ÃÂÃÂÃÂÃÂÃÂÃÂÃÂÃÂÃÂÃÂÃÂÃÂÃÂÃÂÃÂÃÂ ÃÂÃÂÃÂÃÂÃÂÃÂÃÂÃÂÃÂÃÂÃÂÃÂÃÂÃÂÃÂÃÂ ÃÂÃÂÃÂÃÂÃÂÃÂÃÂÃÂÃÂÃÂÃÂÃÂÃÂÃÂÃÂÃÂ On a sunny September afternoon in 1905, a man named Jack Kuttner attached a camera to a San Francisco trolley and shot black-and-white film as the streetcar rolled east from 10th Street on Market Street. The result, a herky-jerky 20-minute film, is a time capsule of industrial age mobility...
ÃÂÃÂÃÂÃÂÃÂÃÂÃÂÃÂÃÂÃÂÃÂÃÂÃÂÃÂÃÂÃÂ ÃÂÃÂÃÂÃÂÃÂÃÂÃÂÃÂÃÂÃÂÃÂÃÂÃÂÃÂÃÂÃÂ ÃÂÃÂÃÂÃÂÃÂÃÂÃÂÃÂÃÂÃÂÃÂÃÂÃÂÃÂÃÂÃÂ Few copies of Kuttner's film exist, but the Exploratorium, a museum in San Francisco, owns one. San Francisco filmmaker Melinda Stone saw it six years ago; transfixed, she decided to re-create it at its centennial. She is nothing if not patient. Years of planning came to fruition recently when she and a small crew shadowed Kuttner's feat. The result will be shown, along with Kuttner's film and local artists' transportation-related
work, at "A Trip Down Market Street 1905/2005," an outdoor screening on Sept. 24 in San Francisco's Justin Herman Plaza, sponsored by the Exploratorium.
Subject: Historical Treasure
Do note that the film suffers from frame roll, especially at the begining and the end of the film and the last 30 seconds of the film seem to be select frames. However, given the age and importance of the film, these defects are forgiven. Otherwise, the image quality is quite good.
Subject: Trip Down Market Street, revisited.
Subject: Look Out!!
I'd like to attempt to correct the frame roll myself, but would need full frame uncompressed video to work from.
Subject: A work of genius
A technical note: it seems the speed has been overcorrected a bit: everything moves in a slight slo-mo.
Finally: the same person (apparently) reshot this film *after* the earthquake. This amazing film is at movies03.archive.org/2/movies/SanFranc1906_3 (note the suffix is "_3"; there is also a similar short film whose name ends with "_2" - a different thing, also quite interesting).
Subject: Love This, plus An Offer
Yes, I realise providing a full frame telecine means threading this precious film back through the telecine, so if you're not comfortable doing that then I'll work with what you've got already. Let me know, the offer is there.
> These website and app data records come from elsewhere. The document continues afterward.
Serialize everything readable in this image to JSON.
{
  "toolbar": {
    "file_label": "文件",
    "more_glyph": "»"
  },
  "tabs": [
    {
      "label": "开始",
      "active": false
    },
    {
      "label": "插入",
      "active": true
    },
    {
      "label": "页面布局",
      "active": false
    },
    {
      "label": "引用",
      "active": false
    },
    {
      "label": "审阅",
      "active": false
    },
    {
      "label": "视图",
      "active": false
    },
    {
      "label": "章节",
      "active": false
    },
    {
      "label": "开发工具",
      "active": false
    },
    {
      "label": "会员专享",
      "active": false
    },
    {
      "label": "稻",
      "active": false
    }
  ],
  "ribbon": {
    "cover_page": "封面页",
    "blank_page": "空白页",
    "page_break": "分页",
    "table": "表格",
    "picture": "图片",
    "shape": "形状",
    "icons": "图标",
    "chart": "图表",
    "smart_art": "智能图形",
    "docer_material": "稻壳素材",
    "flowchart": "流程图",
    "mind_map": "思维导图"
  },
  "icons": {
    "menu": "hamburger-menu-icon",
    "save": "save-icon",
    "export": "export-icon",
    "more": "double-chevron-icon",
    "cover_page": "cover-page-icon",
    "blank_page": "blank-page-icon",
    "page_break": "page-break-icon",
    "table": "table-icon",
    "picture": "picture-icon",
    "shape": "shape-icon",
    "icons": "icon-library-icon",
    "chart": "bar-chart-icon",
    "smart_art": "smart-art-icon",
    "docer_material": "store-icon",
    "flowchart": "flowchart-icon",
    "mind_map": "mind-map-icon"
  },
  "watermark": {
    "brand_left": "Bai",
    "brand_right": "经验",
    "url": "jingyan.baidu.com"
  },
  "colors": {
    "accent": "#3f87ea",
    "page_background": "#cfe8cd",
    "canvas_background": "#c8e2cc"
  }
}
(I'm still looking for a contact email, so I'll post this offer as a review for now)
Subject: I see dead people.
Subject: I thought the traffic was bad today!
Subject: Very shaky picture
Subject: A Trip Down Market Street Before the Fire
I particularly enjoyed the multitude of methods of transportation co-existing during the same period. When I studied history in school, I was left with the erroneous notion that once the car was created all other means of transportation dissapeared. This film shows us that it was not so.
A great historical treat! It was worth the almost two hours to download!
Subject: Looking into the past
I really enjoyed being able to see the people of the time, their transportation options, clothing, and places of business. What a great place it would have been to visit in the early 1900's.
It is such a powerful example of why humans need to preserve our motion pictures.